Pampa Sets Sights on Argentina Tight Gas as Vaca Muerta Lags

Updated on
  • Chairman Mindlin says those prospects are more profitable
  • Global bond sale of up to $1 billion may take place on Jan. 17

Pampa Energia SA Chairman Marcelo Mindlin wants to use assets he picked up in Petroleo Brasileiro SA’s fire sale last year to become one of Argentina’s top natural gas producers.

His focus will be on the tight gas deposits Pampa bought from the Brazilian oil company because they’re currently more profitable than the shale assets in the giant Vaca Muerta formation in Patagonia that also came with the deal.

“We want to be one of the key players in tight gas,” Chairman Marcelo Mindlin said in an interview at Bloomberg’s headquarters in New York. Pampa currently produces 25 percent of Argentina’s tight gas, Mindlin said.

While increasing output in Vaca Muerta, the world’s second-biggest shale gas play, is crucial to reversing Argentina’s dependence on gas imports, it’s currently cheaper to drill the tight gas deposits that came with the takeover of Petrobras Argentina SA last year, General Manager Ricardo Torres said. The deal was part of Petrobras’s more than $13 billion of asset sales in the past two years to shore up its finances.

Tight gas is produced from reservoir rocks with extremely low permeability such as sandstone and limestone. Like shale, it typically requires slamming sand, water and chemicals underground at high pressure to unlock the hydrocarbons trapped in the rocks in a process known as hydraulic fracturing, or fracking.

To finance its expansion, Pampa is ready to offer as much as $1 billion in 5-to-10-year bonds on international markets this month, Mindlin said. The proceeds will also allow Pampa to pay off a bridge loan that funded the $890 million takeover of Petrobras Argentina. Pampa won’t sell any more debt this year after this issuance, he said.

Vaca Muerta

Even as the company pivots its hydrocarbons strategy to tight gas, it will drill its first shale gas well this year in Vaca Muerta with Exxon Mobil Corp.’s XTO Energy, Mindlin said. Exxon has a joint venture with Pampa in the Parva Negra Este Block of Vaca Muerta, Suann Guthrie, a spokeswoman for Exxon, said in an e-mail. Exxon will drill the horizontal section of an already-perforated well, with operations turned back to Pampa after completion. Guthrie declined to comment on the costs of the development.

Pampa controls 18 percent of Vaca Muerta’s acreage after its acquisition of Petrobras Argentina. It would look to continue working with XTO on shale gas projects in the formation that are still under research, Mindlin said.

Those projects may get a boost after President Mauricio Macri announced on Tuesday an accord with labor unions. They made concessions to spur gas investments in Vaca Muerta. “Definitely this agreement with the unions is going to reduce the cost,” Mindlin said.

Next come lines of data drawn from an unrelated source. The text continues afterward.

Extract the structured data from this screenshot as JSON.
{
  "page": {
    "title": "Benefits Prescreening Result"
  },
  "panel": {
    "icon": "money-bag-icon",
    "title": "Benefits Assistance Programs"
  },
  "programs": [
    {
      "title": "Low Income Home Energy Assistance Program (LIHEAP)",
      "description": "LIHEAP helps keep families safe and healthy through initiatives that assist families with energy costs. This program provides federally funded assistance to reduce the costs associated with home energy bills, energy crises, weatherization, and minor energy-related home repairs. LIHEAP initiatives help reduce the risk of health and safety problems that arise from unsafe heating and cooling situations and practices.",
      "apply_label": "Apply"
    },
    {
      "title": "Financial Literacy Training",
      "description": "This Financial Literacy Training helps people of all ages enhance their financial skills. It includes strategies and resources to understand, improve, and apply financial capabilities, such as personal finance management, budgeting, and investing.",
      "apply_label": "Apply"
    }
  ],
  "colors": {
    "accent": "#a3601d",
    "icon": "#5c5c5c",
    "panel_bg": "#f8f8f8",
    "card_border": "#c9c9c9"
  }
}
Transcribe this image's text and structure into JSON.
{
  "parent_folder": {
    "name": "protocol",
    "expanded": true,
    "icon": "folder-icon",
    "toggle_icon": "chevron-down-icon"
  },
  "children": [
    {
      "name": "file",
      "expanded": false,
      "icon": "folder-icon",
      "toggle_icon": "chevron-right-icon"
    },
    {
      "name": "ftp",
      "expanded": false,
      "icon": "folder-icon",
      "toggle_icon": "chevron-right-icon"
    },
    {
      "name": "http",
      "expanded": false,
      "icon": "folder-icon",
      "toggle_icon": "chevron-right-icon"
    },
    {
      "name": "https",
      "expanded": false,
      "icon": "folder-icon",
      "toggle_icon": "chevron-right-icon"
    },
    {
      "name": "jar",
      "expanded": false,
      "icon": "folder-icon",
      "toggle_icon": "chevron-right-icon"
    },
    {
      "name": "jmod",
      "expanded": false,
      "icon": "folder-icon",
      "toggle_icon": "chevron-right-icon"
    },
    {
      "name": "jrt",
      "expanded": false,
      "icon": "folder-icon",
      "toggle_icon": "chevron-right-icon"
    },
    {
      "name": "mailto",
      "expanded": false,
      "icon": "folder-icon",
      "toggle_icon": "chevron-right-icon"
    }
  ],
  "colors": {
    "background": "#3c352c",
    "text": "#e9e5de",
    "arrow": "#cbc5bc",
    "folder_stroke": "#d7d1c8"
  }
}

Likewise, Mindlin said he was pleased by another of Macri’s business-friendly energy policies to raise electricity and gas tariffs for consumers. Pampa owns transmission company Transener SA and distribution company Edenor SA.

‘Big Change’

“It’s a big, big change to what was happening in the last 15 years,” he said. “We are very excited.”

Pampa will continue to invest heavily in combined cycle plants, Mindlin said. It will also bid in the government’s second renewable energy auction, set for May, after winning a 100-megawatt wind project in the first auctions last year.

Mindlin is expecting generation companies to soon be approved to sell renewable energy directly to big industry consumers, instead of to the state’s electricity grid. The government is still studying how it would put in place the policy, said a person at the Energy Ministry who asked not to be identified because the plans aren’t public.

    Before it's here, it's on the Bloomberg Terminal.